## [Exercise details]
Which lines of the data below include the string "bubble"? Return each of them.
--- Data provided Enclosed Below ---
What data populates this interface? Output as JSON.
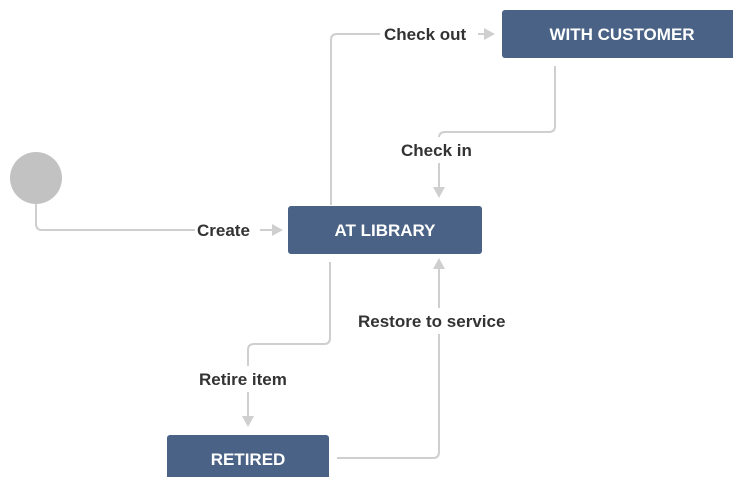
{
  "colors": {
    "state_fill": "#4a6285",
    "state_text": "#ffffff",
    "edge_line": "#cfcfcf",
    "edge_label": "#333333",
    "start_node": "#c2c2c2"
  },
  "states": {
    "with_customer": "WITH CUSTOMER",
    "at_library": "AT LIBRARY",
    "retired": "RETIRED"
  },
  "transitions": {
    "create": "Create",
    "check_out": "Check out",
    "check_in": "Check in",
    "retire_item": "Retire item",
    "restore_to_service": "Restore to service"
  }
}
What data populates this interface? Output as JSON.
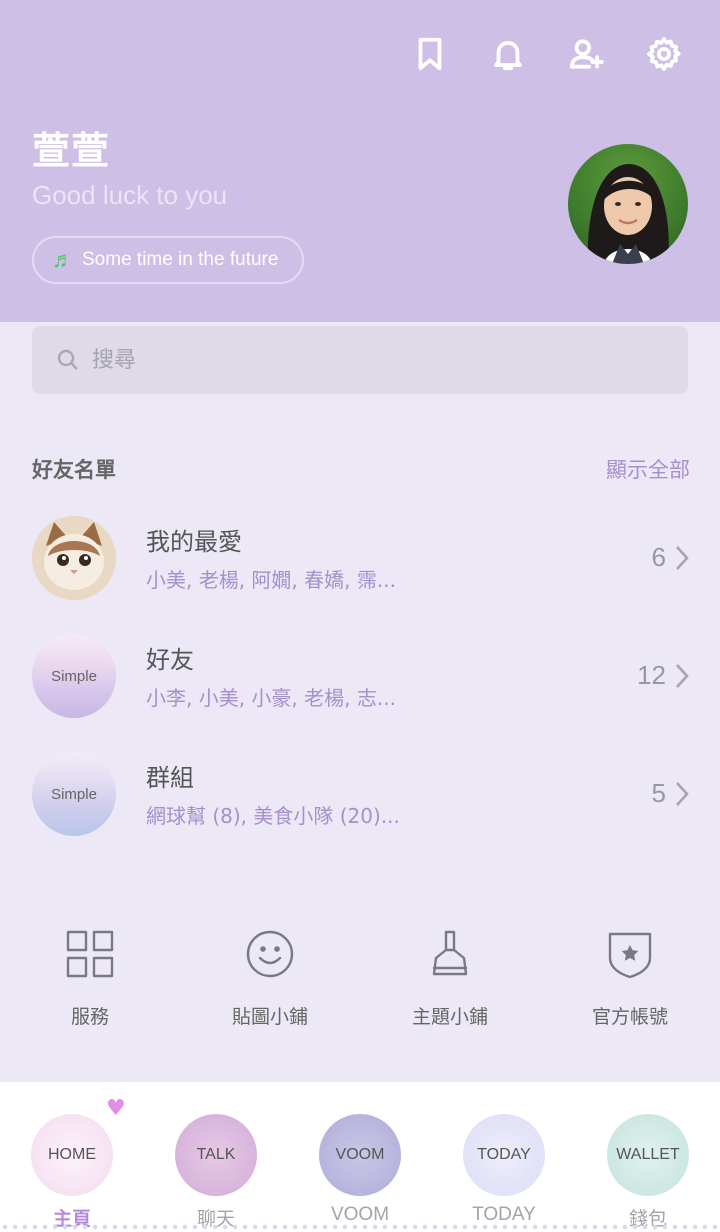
{
  "header": {
    "name": "萱萱",
    "status": "Good luck to you",
    "music": "Some time in the future",
    "icons": [
      "bookmark-icon",
      "bell-icon",
      "add-friend-icon",
      "gear-icon"
    ]
  },
  "search": {
    "placeholder": "搜尋"
  },
  "friends": {
    "title": "好友名單",
    "show_all": "顯示全部",
    "rows": [
      {
        "title": "我的最愛",
        "members": "小美, 老楊, 阿嫺, 春嬌, 霈...",
        "count": "6"
      },
      {
        "title": "好友",
        "members": "小李, 小美, 小豪, 老楊, 志...",
        "count": "12",
        "thumb": "Simple"
      },
      {
        "title": "群組",
        "members": "網球幫 (8), 美食小隊 (20)...",
        "count": "5",
        "thumb": "Simple"
      }
    ]
  },
  "shortcuts": [
    {
      "label": "服務",
      "icon": "grid-icon"
    },
    {
      "label": "貼圖小鋪",
      "icon": "smiley-icon"
    },
    {
      "label": "主題小鋪",
      "icon": "brush-icon"
    },
    {
      "label": "官方帳號",
      "icon": "shield-star-icon"
    }
  ],
  "nav": [
    {
      "bubble": "HOME",
      "label": "主頁",
      "active": true
    },
    {
      "bubble": "TALK",
      "label": "聊天"
    },
    {
      "bubble": "VOOM",
      "label": "VOOM"
    },
    {
      "bubble": "TODAY",
      "label": "TODAY"
    },
    {
      "bubble": "WALLET",
      "label": "錢包"
    }
  ],
  "colors": {
    "header_bg": "#cdbfe5",
    "page_bg": "#ece8f6",
    "accent": "#a690cc",
    "active_tab": "#b48cd6"
  }
}
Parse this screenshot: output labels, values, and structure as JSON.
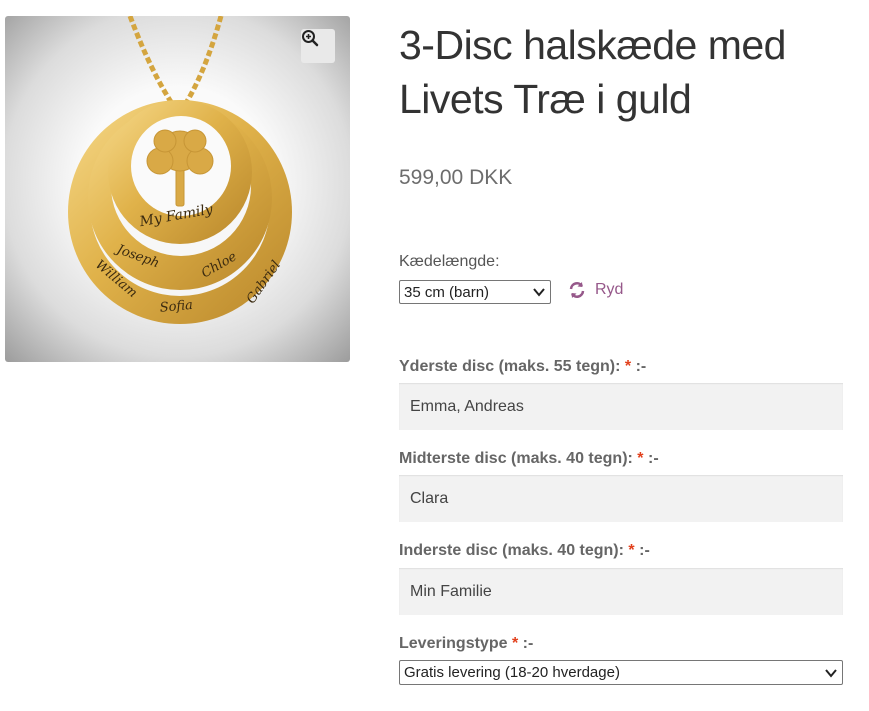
{
  "product": {
    "title_line1": "3-Disc halskæde med",
    "title_line2": "Livets Træ i guld",
    "price": "599,00 DKK",
    "image": {
      "engraving_inner": "My Family",
      "engraving_middle_left": "Joseph",
      "engraving_middle_right": "Chloe",
      "engraving_outer_left": "William",
      "engraving_outer_center": "Sofia",
      "engraving_outer_right": "Gabriel"
    }
  },
  "icons": {
    "zoom": "magnifier-plus-icon",
    "reset": "refresh-icon",
    "select_arrow": "chevron-down-icon"
  },
  "colors": {
    "accent": "#96588a",
    "required": "#e2401c",
    "gold": "#e0b24a"
  },
  "variation": {
    "label": "Kædelængde:",
    "selected": "35 cm (barn)",
    "reset_label": "Ryd"
  },
  "fields": [
    {
      "label": "Yderste disc (maks. 55 tegn):",
      "required_mark": "*",
      "suffix": ":-",
      "value": "Emma, Andreas"
    },
    {
      "label": "Midterste disc (maks. 40 tegn):",
      "required_mark": "*",
      "suffix": ":-",
      "value": "Clara"
    },
    {
      "label": "Inderste disc (maks. 40 tegn):",
      "required_mark": "*",
      "suffix": ":-",
      "value": "Min Familie"
    }
  ],
  "shipping": {
    "label": "Leveringstype",
    "required_mark": "*",
    "suffix": ":-",
    "selected": "Gratis levering (18-20 hverdage)"
  }
}
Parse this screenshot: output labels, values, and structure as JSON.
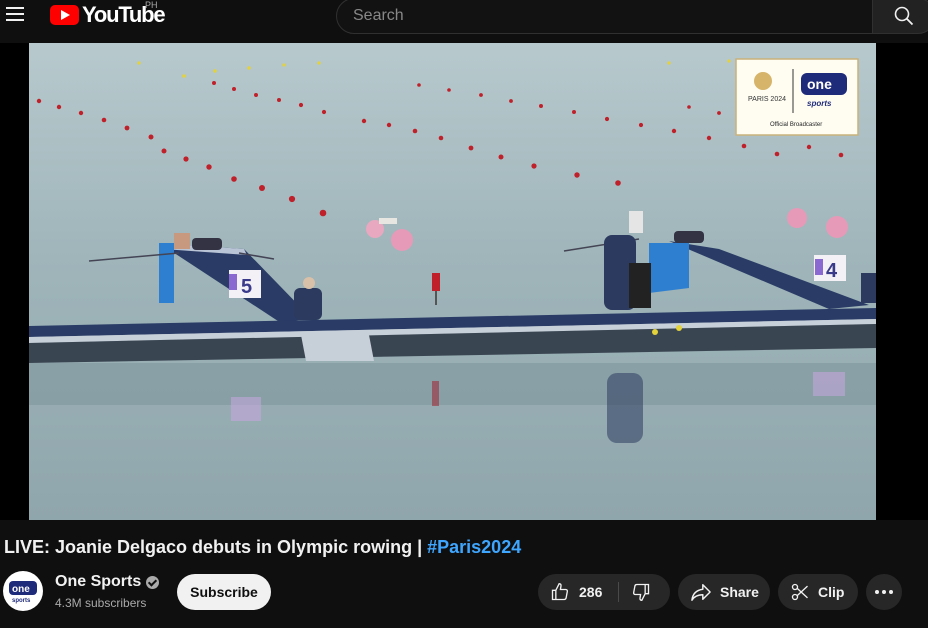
{
  "header": {
    "logo_text": "YouTube",
    "country_code": "PH",
    "search_placeholder": "Search",
    "menu_icon": "hamburger-icon",
    "search_icon": "search-icon"
  },
  "video": {
    "overlay_brand": "one",
    "overlay_brand_sub": "sports",
    "overlay_event": "PARIS 2024",
    "overlay_caption": "Official Broadcaster",
    "lane_numbers": [
      "5",
      "4"
    ]
  },
  "title": {
    "text": "LIVE: Joanie Delgaco debuts in Olympic rowing |",
    "hashtag": "#Paris2024"
  },
  "channel": {
    "name": "One Sports",
    "subscribers": "4.3M subscribers",
    "avatar_text": "one",
    "avatar_sub": "sports",
    "subscribe_label": "Subscribe"
  },
  "actions": {
    "like_count": "286",
    "share_label": "Share",
    "clip_label": "Clip"
  },
  "colors": {
    "background": "#0f0f0f",
    "brand_red": "#ff0000",
    "hashtag": "#3ea6ff",
    "pill_bg": "#272727"
  }
}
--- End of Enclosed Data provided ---
## [Reply]
      "bubble": "HOME",
      "bubble": "TALK",
      "bubble": "VOOM",
      "bubble": "TODAY",
      "bubble": "WALLET",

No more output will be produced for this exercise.